By Jim Selman | Bio
The older I am, the more I reflect on the aphorisms all around us and wonder why it is so difficult to accept and live with this obvious wisdom. Robert Fulghum memorialized many of them in his bestseller All I Really Need to Know I Learned in Kindergarten
. All of these little ‘nuggets’ of wisdom we’ve accumulated over the years are generally, well, wise. It is befuddling why so few people take them to heart.
Why do so many spend a lifetime learning these kinds of lessons the hard way? Actually, why is it that any of us continue to act badly, do things we know won’t work, or become engaged in behaviors that, in any of a hundred different ways, are harmful to ourselves and others?
Theologians, psychologists, teachers, philosophers and parents have been occupied by these questions for a very long time. The larger underlying questions at the heart of this inquiry are:
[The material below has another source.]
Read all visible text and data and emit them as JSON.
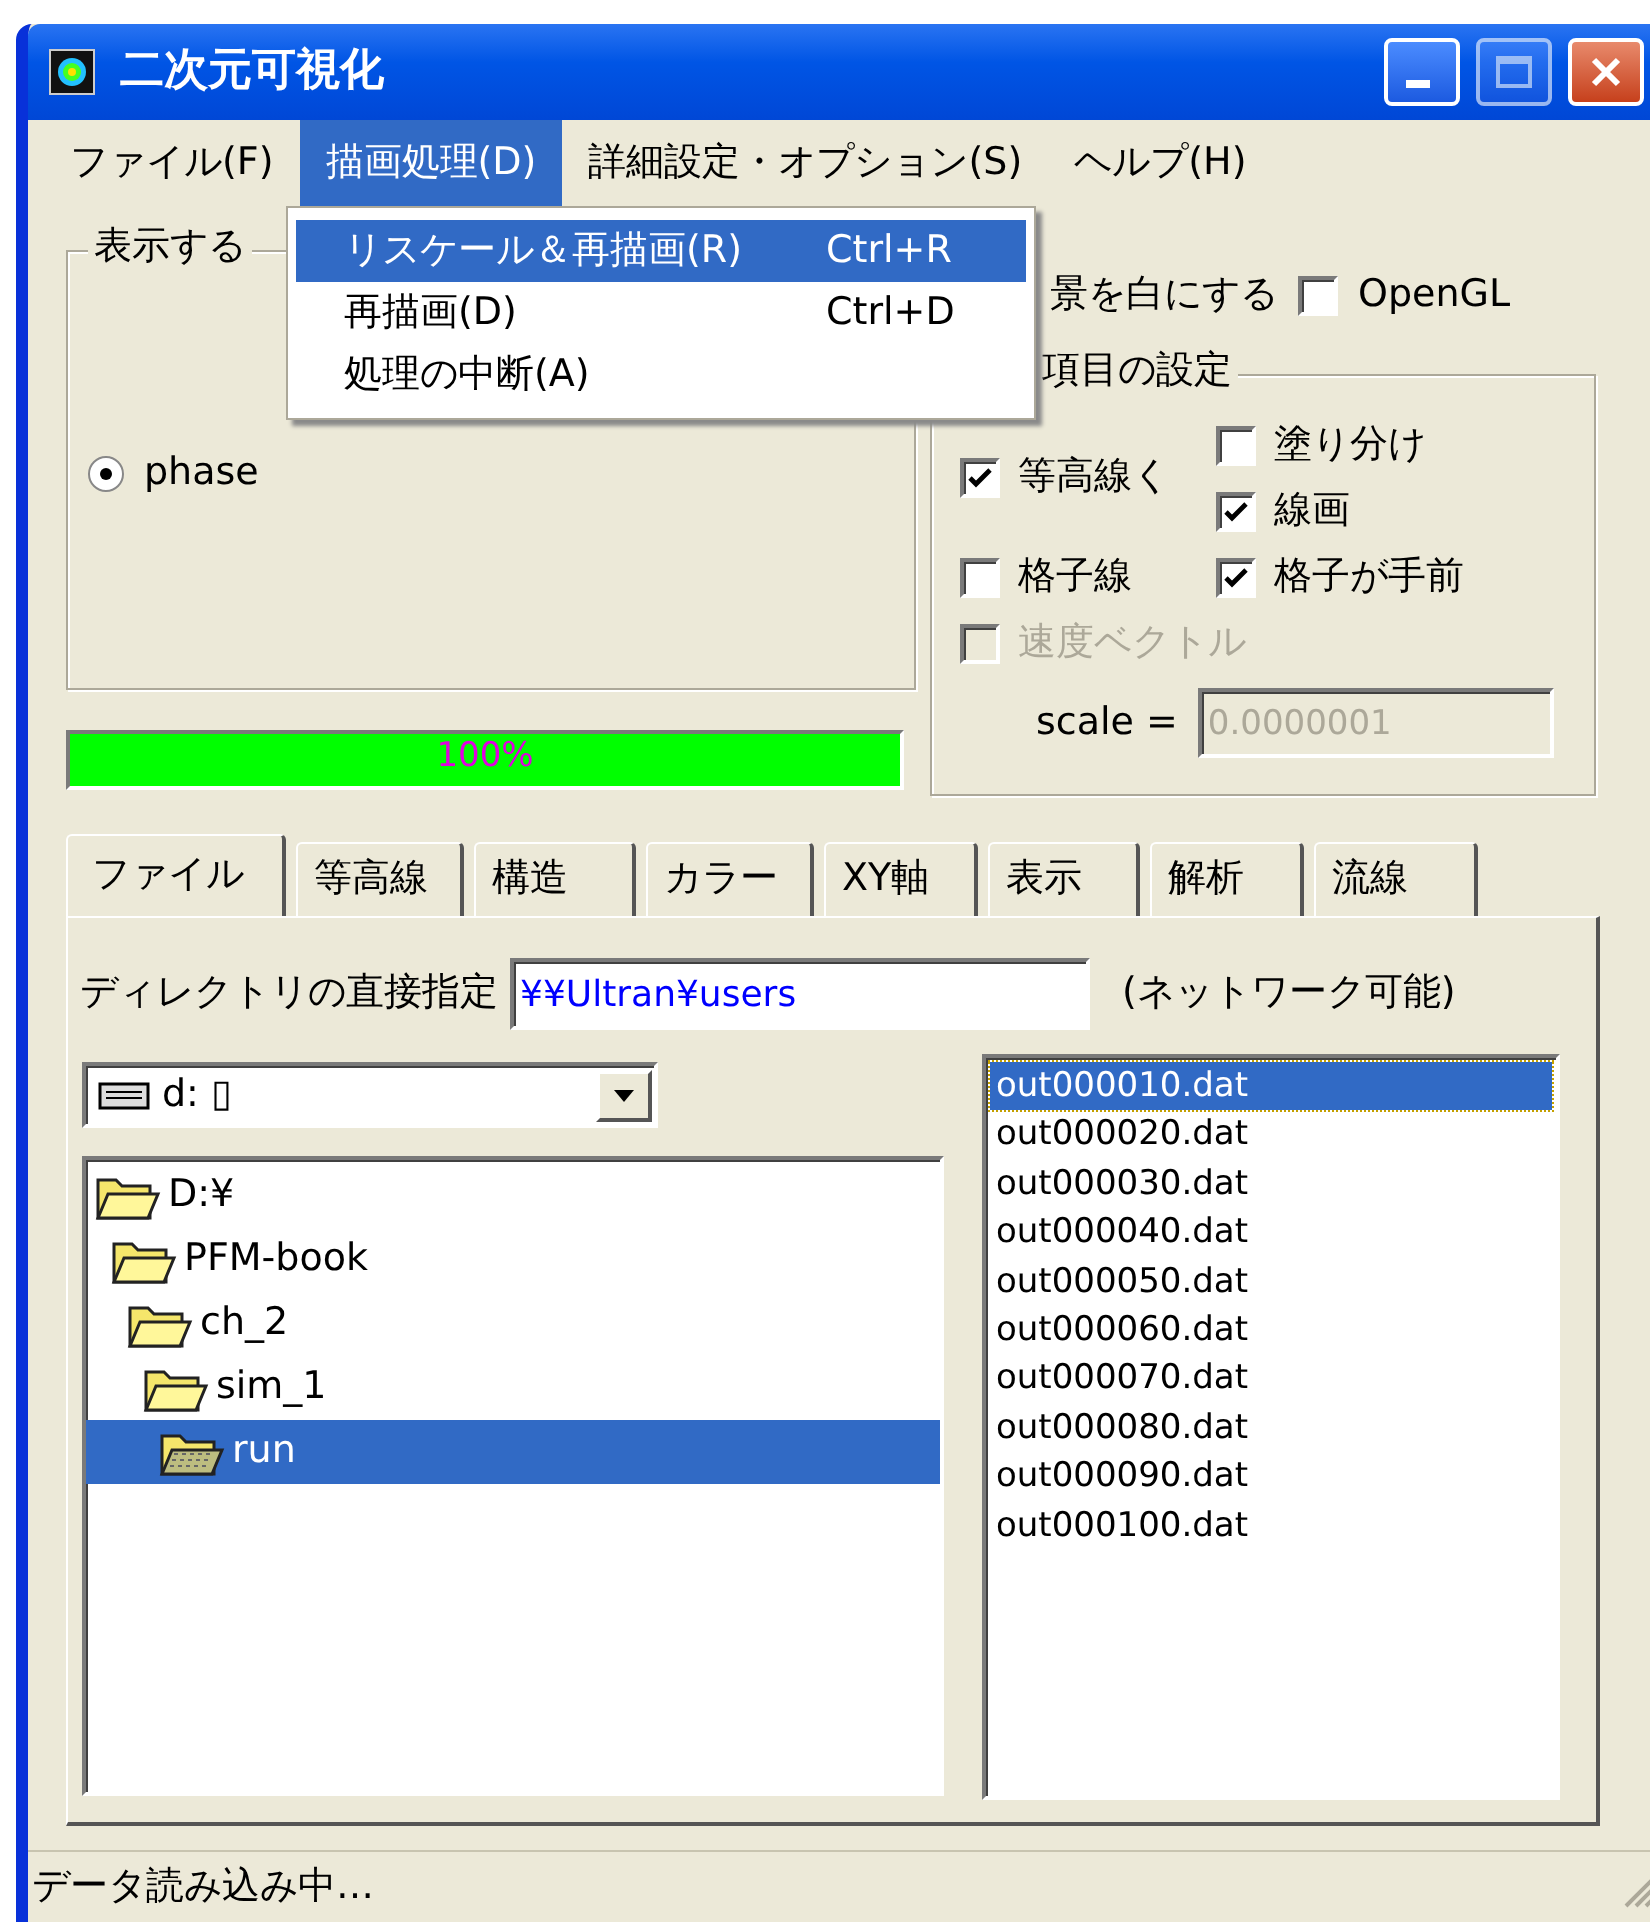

- “Who am I?”
- “Do I really have a choice about what I do?”
- “Is it really possible to learn from our experience?”
If by ‘experience’